Hike to Lost Creek Falls(Spring-Fall)(Beginner): This is a great beautiful hike to an amazing waterfall in Lost Creek. It’s an easy 1 mile hike to a 40-foot waterfall along Lost Creek and is the most secluded waterfalls with many opportunities to spot wildlife and wildflowers. The hike begins behind the Roosevelt Lodge in the Tower Roosevelt area of Yellowstone.
Hike to Lamar Valley Outlook near Specimen(Spring-Fall)(Intermediate): This is a 4.2 mile hike in Yellowstone Lamar Valley with an optional 17.7 mile Specimen Ridge Trail. The valley offers a wide open space through rolling hills and many different trails. It’s great for a longer quieter hike.
Explore Midway Geyser(Fall-Spring)(Beginner): The Midway Geyser Basin is one of the most colorful and steamy basins in the world. The amazing colors will leave visitors in awe along with the beautiful backdrop of the forest and surrounding area.
Drive the Firehole Lake Loop(Spring-Fall)(Beginner): This is one of the hidden gems in Yellowstone where you’ll find solitude and quietness along with a beautiful view. The drive is a 2 mile one way road, near the Lower Geyser Basin in Yellowstone. The area offers several unique and beautiful thermal features in this area.

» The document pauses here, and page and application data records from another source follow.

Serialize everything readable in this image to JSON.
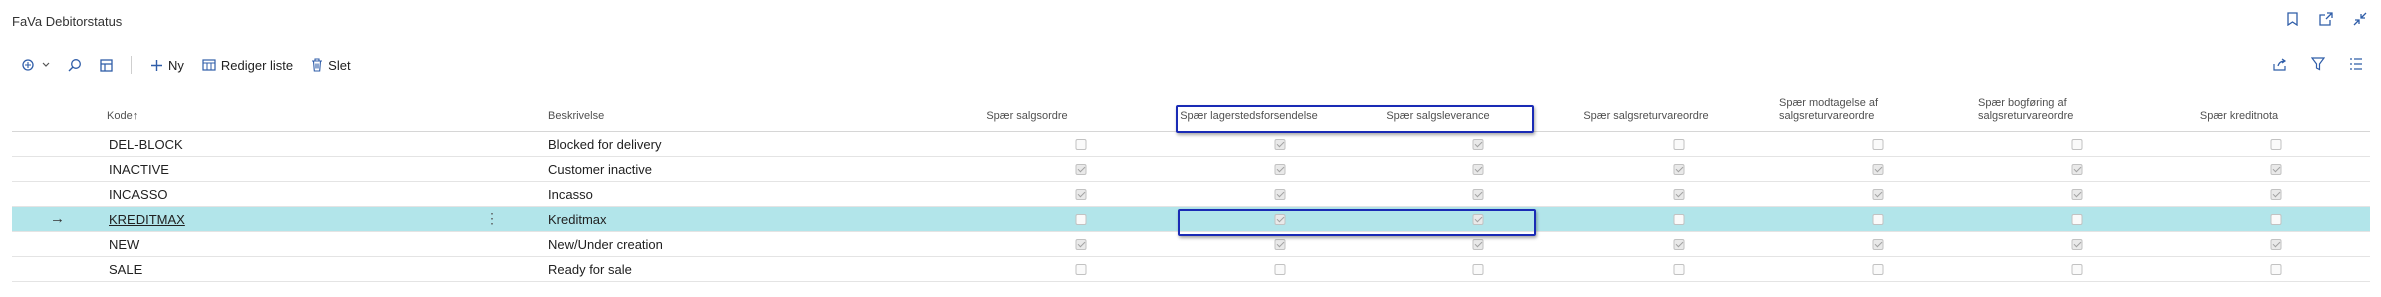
{
  "page": {
    "title": "FaVa Debitorstatus"
  },
  "toolbar": {
    "new_label": "Ny",
    "edit_list_label": "Rediger liste",
    "delete_label": "Slet"
  },
  "columns": {
    "code": "Kode",
    "sort_indicator": "↑",
    "description": "Beskrivelse",
    "col1": "Spær salgsordre",
    "col2": "Spær lagerstedsforsendelse",
    "col3": "Spær salgsleverance",
    "col4": "Spær salgsreturvareordre",
    "col5_line1": "Spær modtagelse af",
    "col5_line2": "salgsreturvareordre",
    "col6_line1": "Spær bogføring af",
    "col6_line2": "salgsreturvareordre",
    "col7": "Spær kreditnota"
  },
  "rows": [
    {
      "code": "DEL-BLOCK",
      "description": "Blocked for delivery",
      "checks": [
        false,
        true,
        true,
        false,
        false,
        false,
        false
      ]
    },
    {
      "code": "INACTIVE",
      "description": "Customer inactive",
      "checks": [
        true,
        true,
        true,
        true,
        true,
        true,
        true
      ]
    },
    {
      "code": "INCASSO",
      "description": "Incasso",
      "checks": [
        true,
        true,
        true,
        true,
        true,
        true,
        true
      ]
    },
    {
      "code": "KREDITMAX",
      "description": "Kreditmax",
      "checks": [
        false,
        true,
        true,
        false,
        false,
        false,
        false
      ]
    },
    {
      "code": "NEW",
      "description": "New/Under creation",
      "checks": [
        true,
        true,
        true,
        true,
        true,
        true,
        true
      ]
    },
    {
      "code": "SALE",
      "description": "Ready for sale",
      "checks": [
        false,
        false,
        false,
        false,
        false,
        false,
        false
      ]
    }
  ],
  "selected_row": 3,
  "colors": {
    "selected_row": "#b2e5ea",
    "highlight_border": "#1a2bb5",
    "accent": "#2f5da8"
  }
}
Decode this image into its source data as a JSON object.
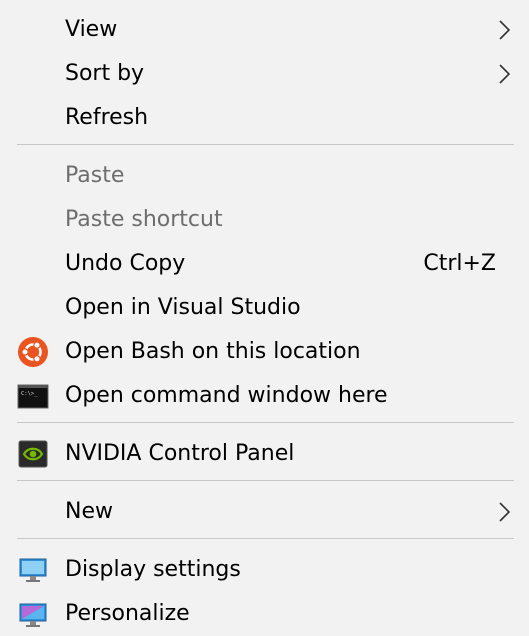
{
  "menu": {
    "items": {
      "view": {
        "label": "View",
        "icon": "chevron-right-icon"
      },
      "sort_by": {
        "label": "Sort by",
        "icon": "chevron-right-icon"
      },
      "refresh": {
        "label": "Refresh"
      },
      "paste": {
        "label": "Paste",
        "disabled": true
      },
      "paste_shortcut": {
        "label": "Paste shortcut",
        "disabled": true
      },
      "undo_copy": {
        "label": "Undo Copy",
        "shortcut": "Ctrl+Z"
      },
      "open_visual_studio": {
        "label": "Open in Visual Studio"
      },
      "open_bash": {
        "label": "Open Bash on this location",
        "icon": "ubuntu-icon"
      },
      "open_cmd": {
        "label": "Open command window here",
        "icon": "command-prompt-icon"
      },
      "nvidia": {
        "label": "NVIDIA Control Panel",
        "icon": "nvidia-icon"
      },
      "new": {
        "label": "New",
        "icon": "chevron-right-icon"
      },
      "display_settings": {
        "label": "Display settings",
        "icon": "monitor-icon"
      },
      "personalize": {
        "label": "Personalize",
        "icon": "personalize-icon"
      }
    }
  },
  "colors": {
    "background": "#f2f2f2",
    "separator": "#c7c7c7",
    "disabled_text": "#6d6d6d",
    "ubuntu_orange": "#e95420",
    "nvidia_green": "#76b900"
  }
}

Hike above Grand Prismatic Spring(Spring-Fall)(Intermediate): This hike is a must when you visit Yellowstone and is a very rewarding way to spend an hour or two while visiting. The Grand Prismatic Spring is Yellowstone’s largest hot spring and is the third largest spring in the world. The spring is a gargantuan pool steaming hot and colorful water.
Hike to Mystic Falls(Spring-Summer)(Beginner): This hike is one visitors should take to explore different landscapes in the park. Here, you can take an easy day hike to a 70 foot Yellowstone Waterfall. Find this hike in the Biscuit Basin area of Yellowstone Park. The hike offers access to several thermal features, like Sapphire Pool, and a walk through a luscious green forest.
Hike Uncle Tom’s Trail(Spring-Fall)(Intermediate): Uncle Tom’s Trail includes 382 steps up a short but strenuous hike. The hike offers a scenic view of the lower Yellowstone Falls from ¾ of the way down the canyon. The trail is found in the Artist’s Point Road.
Boiling river near mammoth lodge: (swimming) There is a short walk from the parking lot that brings you to the “boiling” spot that you can go into. The hot water flows in the cold river to make this a once in a lifetime experience. It’s like a natural jacuzzi at the edge of the river.
Swim in Firehole River: For the kid at heart, there is a natural water slide that brings you down with the flow of the river to the cool natural pool.
Wildlife Viewing: For your best chance of spotting bears, wolves, bison, pronghorn, and many more species, visit the Lamar and Hayden Valleys.These expansive valleys along the Lamar River, in Yellowstone’s northeast section, is often called America’s Serengeti for its large and easy-to- see populations of charismatic megafauna Lamar Valley is the best area to drive around to see wildlife.
Hiking, Mountain Roads, Boating, Nature Walks
Additional Logding Options
Mammoth Hot Springs Hotel & Cabins (1 Grand Loop, Yellowstone National Park, WY 82190)
Lake Yellowstone Hotel and Cabins (Lake Village, Yellowstone National Park, WY 82190)
The Cody Hotel (232 W Yellowstone Ave, Cody, WY 82414)
Phone: (307) 587-5915